We usually ignore them and don’t even notice them, but they’re one of the most primitive lifeforms on Earth. They’re also good eatin’.
They are lichens, a form of algae with a fungus membrane to support the plant. But they don’t grow in water; they grow on trees and rocks and sometimes on the ground.
Some of the lichens you see in the wild could be hundreds if not thousands of years old. That’s why you shouldn’t pick or scrape lichens arbitrarily. In a survival situation, all bets are off, but if you’re not going to eat it, respect it and leave it alone.
Most lichens are benign, a few are toxic and only a couple have been identified as poisonous. This is not as severe as the mushroom world, where there are numerous varieties that are downright deadly, but you gotta know your lichens.
In fact, only two forms of lichen out of 20,000 varieties are defined as poisonous.
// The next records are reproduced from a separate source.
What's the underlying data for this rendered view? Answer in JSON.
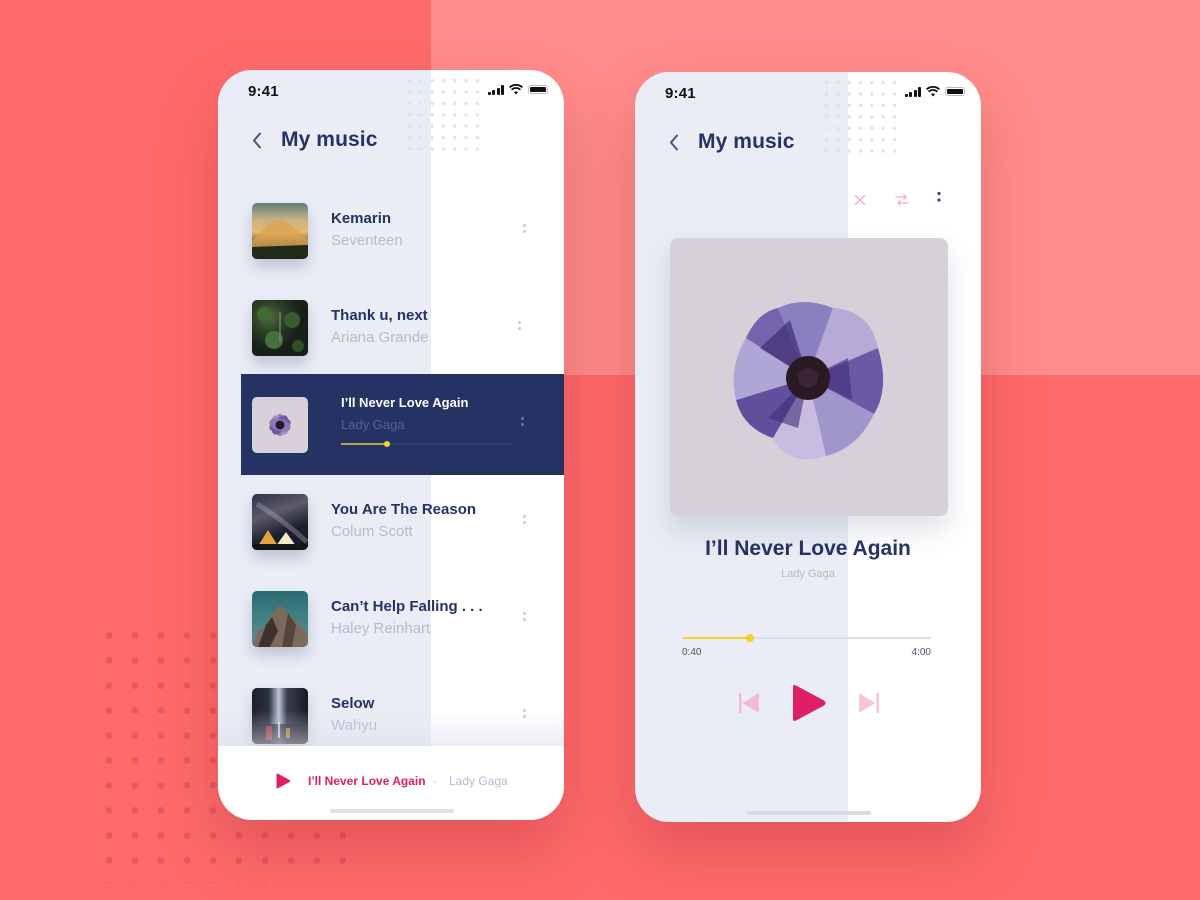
{
  "colors": {
    "background": "#ff6b6b",
    "background_light": "#ff8d8b",
    "navy": "#253264",
    "accent": "#e01e63",
    "progress": "#f5d22a"
  },
  "status_bar": {
    "time": "9:41"
  },
  "list_screen": {
    "title": "My music",
    "back_icon": "chevron-left-icon",
    "songs": [
      {
        "title": "Kemarin",
        "artist": "Seventeen",
        "art": "mountain-sunset"
      },
      {
        "title": "Thank u, next",
        "artist": "Ariana Grande",
        "art": "forest"
      },
      {
        "title": "I’ll Never Love Again",
        "artist": "Lady Gaga",
        "art": "purple-flower",
        "active": true,
        "progress": 0.27
      },
      {
        "title": "You Are The Reason",
        "artist": "Colum Scott",
        "art": "night-camping"
      },
      {
        "title": "Can’t Help Falling . . .",
        "artist": "Haley Reinhart",
        "art": "rocky-peak"
      },
      {
        "title": "Selow",
        "artist": "Wahyu",
        "art": "city-rain"
      }
    ],
    "mini_player": {
      "title": "I’ll Never Love Again",
      "separator": "-",
      "artist": "Lady Gaga",
      "play_icon": "play-icon"
    }
  },
  "player_screen": {
    "title": "My music",
    "back_icon": "chevron-left-icon",
    "options": [
      "shuffle-icon",
      "repeat-icon",
      "more-icon"
    ],
    "now_playing": {
      "title": "I’ll Never Love Again",
      "artist": "Lady Gaga",
      "art": "purple-flower"
    },
    "progress": {
      "current": "0:40",
      "total": "4:00",
      "fraction": 0.27
    },
    "controls": [
      "previous-icon",
      "play-icon",
      "next-icon"
    ]
  }
}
One is called Vulpacida pinastri and the other is called Letharia vulpina. Their common names are the powdered sunshine lichen and the wolf lichen.
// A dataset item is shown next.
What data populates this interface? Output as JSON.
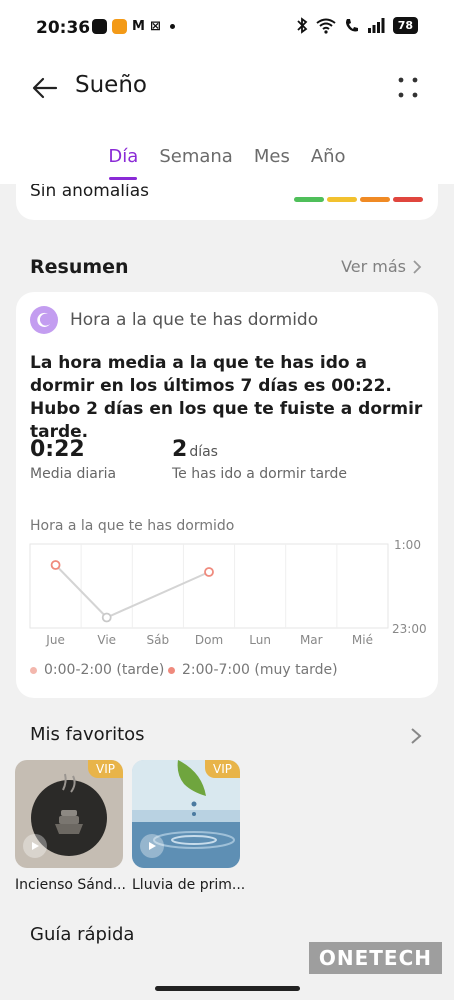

Both are colored yellow and as a general rule you should avoid lichens that are yellow or orange.